Remembering Dan Williams With the death in early June of former Commodore and long-time Rules Committee Chairman Dan Williams after a short illness at age 90, the Snipe Class has lost another of the stalwarts who guided our Class through times of change in the 1960s, 70s, and 80s. While still a student at Georgia Tech University in 1949, Dan and a friend purchased a Snipe with borrowed money. In mid-January of this year, on the occasion of his being Dan at the 1981 Nationals- Annapolis made an honorary member of his home club, the Privateer Yacht Club of Chattanooga, TN, USA, Dan spoke of the doors that PYC and Snipe Class membership opened for him worldwide – all the result of purchasing that first Snipe. A succession of sea-green Snipes followed, all with numbers ending in “747.” Dan raced extensively throughout the southeast United States and at many US National Championships for 40 years, winning the Southern Snipe Championship twice, in 1975 and 1980. During a trip to Spain in 1973, Dan and his wife Joan, stopped in Malaga, site of the ’71 Snipe World Championships and ended up assisting with measuring at that event. Subsequently, Dan became more involved with the technical aspects of our Class. He was elected to the SCIRA Board of Governors in 1974, serving as Commodore in 1977. While on the Board he became convinced that officers of an international class should attend as many major events as possible so that class management could be more responsive to its membership. After his year as Commodore he was appointed to the Rules Committee, becoming Chairman in 1985. As chairman, he installed a fax machine as the Class moved away from “snail mail for Dream measurement team: Dan communication.

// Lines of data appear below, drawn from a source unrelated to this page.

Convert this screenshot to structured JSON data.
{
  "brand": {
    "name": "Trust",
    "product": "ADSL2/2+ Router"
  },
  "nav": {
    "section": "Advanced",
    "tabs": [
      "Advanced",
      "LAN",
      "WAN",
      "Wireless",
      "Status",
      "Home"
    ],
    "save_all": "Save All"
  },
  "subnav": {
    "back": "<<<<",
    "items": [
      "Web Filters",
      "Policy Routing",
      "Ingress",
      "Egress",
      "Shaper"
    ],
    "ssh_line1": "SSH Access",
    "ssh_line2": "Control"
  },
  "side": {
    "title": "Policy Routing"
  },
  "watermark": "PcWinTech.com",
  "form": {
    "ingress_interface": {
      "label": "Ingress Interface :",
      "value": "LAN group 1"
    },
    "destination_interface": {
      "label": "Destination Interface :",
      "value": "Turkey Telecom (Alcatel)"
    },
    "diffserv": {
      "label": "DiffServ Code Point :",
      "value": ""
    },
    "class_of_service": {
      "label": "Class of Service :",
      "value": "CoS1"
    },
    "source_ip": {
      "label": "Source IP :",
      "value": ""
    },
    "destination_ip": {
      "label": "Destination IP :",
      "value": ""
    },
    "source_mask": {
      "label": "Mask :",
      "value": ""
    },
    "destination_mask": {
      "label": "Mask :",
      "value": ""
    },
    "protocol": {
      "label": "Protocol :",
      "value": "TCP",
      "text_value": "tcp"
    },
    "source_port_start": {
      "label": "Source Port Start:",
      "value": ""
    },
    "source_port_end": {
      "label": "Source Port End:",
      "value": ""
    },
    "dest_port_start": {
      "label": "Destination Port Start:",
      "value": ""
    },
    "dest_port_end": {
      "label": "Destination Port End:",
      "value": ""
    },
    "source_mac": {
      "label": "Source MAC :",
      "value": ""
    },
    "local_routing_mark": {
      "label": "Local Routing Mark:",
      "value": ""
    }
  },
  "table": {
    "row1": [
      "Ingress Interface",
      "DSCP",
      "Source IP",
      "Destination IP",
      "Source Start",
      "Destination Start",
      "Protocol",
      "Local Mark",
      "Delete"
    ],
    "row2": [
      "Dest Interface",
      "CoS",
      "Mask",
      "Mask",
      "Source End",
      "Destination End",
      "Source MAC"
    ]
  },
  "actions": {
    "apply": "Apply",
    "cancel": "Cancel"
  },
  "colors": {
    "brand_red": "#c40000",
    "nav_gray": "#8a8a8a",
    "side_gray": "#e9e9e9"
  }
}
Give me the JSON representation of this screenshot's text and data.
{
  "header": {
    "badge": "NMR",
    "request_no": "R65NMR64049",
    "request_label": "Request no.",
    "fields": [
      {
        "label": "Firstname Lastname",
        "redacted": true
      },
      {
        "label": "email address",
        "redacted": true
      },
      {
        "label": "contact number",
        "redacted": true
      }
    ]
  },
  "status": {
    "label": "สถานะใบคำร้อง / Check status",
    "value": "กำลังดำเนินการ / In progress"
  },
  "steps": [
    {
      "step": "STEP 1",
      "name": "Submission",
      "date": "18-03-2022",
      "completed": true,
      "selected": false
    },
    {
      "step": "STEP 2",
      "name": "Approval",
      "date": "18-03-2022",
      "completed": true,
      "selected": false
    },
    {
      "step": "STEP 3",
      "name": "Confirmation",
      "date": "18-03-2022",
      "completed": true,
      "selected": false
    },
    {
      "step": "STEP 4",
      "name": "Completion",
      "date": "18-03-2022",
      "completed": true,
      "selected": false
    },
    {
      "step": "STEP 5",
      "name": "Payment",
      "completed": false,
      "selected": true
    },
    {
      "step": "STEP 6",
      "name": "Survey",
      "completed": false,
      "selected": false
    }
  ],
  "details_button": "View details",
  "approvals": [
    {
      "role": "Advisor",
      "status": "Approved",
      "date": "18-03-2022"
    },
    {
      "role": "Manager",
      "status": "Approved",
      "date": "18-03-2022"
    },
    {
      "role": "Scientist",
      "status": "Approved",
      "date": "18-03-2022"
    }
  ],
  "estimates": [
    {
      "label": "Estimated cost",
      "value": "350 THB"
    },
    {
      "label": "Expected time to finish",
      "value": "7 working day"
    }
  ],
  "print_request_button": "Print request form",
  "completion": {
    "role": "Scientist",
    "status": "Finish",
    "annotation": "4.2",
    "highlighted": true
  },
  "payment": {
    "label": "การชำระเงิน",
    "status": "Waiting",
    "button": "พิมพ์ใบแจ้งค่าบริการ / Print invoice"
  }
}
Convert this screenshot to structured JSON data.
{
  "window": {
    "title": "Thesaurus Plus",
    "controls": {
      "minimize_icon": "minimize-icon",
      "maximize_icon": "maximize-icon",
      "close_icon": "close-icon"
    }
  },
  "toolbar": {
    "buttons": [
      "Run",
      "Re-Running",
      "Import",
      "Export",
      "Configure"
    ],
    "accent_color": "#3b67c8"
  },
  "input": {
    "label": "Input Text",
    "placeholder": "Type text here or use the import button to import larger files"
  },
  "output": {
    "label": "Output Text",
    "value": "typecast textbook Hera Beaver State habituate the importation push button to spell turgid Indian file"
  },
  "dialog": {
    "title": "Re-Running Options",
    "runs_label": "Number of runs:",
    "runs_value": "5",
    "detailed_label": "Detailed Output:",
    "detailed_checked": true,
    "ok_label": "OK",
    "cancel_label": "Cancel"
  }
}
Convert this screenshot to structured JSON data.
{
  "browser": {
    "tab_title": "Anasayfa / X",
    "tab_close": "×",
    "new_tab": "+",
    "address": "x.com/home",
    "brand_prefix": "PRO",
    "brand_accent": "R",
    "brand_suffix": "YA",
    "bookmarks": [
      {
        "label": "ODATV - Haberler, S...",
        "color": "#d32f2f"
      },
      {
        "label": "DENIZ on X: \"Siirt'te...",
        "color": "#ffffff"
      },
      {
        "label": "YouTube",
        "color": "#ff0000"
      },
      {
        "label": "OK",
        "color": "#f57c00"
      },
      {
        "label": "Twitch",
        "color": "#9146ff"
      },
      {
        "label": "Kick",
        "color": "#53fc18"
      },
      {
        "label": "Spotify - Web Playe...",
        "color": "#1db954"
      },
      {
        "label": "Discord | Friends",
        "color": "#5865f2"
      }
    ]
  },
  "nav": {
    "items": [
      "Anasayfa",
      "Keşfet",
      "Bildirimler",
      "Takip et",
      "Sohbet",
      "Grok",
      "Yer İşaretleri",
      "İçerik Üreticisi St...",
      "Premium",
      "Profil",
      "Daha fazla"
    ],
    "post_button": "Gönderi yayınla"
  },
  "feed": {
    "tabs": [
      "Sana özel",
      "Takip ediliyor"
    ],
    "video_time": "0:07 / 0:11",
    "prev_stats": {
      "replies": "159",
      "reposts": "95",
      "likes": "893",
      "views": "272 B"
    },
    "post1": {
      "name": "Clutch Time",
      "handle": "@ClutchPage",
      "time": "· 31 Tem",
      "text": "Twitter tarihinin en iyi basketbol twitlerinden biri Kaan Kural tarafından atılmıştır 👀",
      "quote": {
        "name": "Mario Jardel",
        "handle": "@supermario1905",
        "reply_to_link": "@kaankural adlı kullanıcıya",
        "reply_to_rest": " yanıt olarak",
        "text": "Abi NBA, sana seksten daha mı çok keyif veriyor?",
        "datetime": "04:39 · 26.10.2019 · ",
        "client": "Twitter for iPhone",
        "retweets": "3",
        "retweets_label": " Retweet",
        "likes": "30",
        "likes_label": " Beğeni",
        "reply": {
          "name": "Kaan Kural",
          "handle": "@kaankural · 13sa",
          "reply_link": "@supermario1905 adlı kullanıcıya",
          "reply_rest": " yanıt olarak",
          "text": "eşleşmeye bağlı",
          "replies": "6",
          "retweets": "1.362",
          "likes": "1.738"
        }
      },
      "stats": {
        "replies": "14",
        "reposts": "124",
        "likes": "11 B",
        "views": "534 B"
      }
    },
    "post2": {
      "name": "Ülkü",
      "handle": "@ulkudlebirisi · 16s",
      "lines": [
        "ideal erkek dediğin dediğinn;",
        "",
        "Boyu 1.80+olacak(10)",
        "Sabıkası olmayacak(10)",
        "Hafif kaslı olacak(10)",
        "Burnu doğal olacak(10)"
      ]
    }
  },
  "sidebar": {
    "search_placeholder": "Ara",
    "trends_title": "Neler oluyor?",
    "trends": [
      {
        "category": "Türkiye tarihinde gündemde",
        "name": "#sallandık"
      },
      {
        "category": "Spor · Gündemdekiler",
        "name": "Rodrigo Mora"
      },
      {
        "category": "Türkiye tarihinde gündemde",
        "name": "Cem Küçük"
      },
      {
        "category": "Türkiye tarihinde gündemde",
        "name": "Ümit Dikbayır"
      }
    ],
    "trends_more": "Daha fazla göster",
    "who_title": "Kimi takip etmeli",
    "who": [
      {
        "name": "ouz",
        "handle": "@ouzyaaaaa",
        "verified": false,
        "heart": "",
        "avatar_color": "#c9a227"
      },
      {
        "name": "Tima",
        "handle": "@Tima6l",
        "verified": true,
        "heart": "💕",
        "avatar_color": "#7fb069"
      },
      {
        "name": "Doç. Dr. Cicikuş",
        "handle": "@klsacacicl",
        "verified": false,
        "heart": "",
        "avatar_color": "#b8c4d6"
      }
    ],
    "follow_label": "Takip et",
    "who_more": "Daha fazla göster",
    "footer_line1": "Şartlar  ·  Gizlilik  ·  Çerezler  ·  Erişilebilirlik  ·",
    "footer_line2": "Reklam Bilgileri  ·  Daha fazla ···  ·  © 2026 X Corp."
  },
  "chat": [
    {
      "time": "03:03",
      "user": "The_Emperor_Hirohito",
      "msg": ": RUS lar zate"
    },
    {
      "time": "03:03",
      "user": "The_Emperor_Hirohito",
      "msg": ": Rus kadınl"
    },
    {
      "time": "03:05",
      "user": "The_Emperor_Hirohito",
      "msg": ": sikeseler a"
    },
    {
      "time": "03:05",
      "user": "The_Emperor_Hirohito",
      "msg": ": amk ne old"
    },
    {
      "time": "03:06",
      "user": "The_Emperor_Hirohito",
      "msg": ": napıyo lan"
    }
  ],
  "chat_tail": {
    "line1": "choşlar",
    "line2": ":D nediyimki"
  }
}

In the present age of instant communication by text, Williams, Chuck Loomis & Brainard email, and Skype, it is hard to remember the importance of this change Cooper. 1995 US Nationals - Richwhich had the immediate effect of making class management “lighter mond, CA on its feet” compared to waiting weeks for responses from across oceans. Dan joked in later years about paying $600 (US) for the first fax machine when today a much better one could be bought for less than $100. When SCIRA determined that the integrity of the boat demanded that boats be tested to determine the proper thickness of the fiberglass layup in the bow, Moment of Inertia testing was decided as an alternative to cutting holes in the hull. Then Rules Committee Chairman Ted Wells came up with the SCIRA MOI test procedure and tasked Dan with doing the research to determine what would be a reasonable MOI number for our Class. After performing MOI tests on hundreds of boats, the number 200 slug feet squared was selected because it was a round number that would not make any of the Snipes tested illegal. Of course, the law of untended consequences asserted itself immediately as the number 200 became a “target” for sailors and boat builders worldwide. Dan always felt that this targeting of that number was misplaced since when a boat went into the water it had a 20 pound mast, a 30 pound centerboard, and approximately 300 pounds of crew weight, all of which he felt minimized the importance of 1 or 2 slug feet.
Quarterly news on the Snipe Class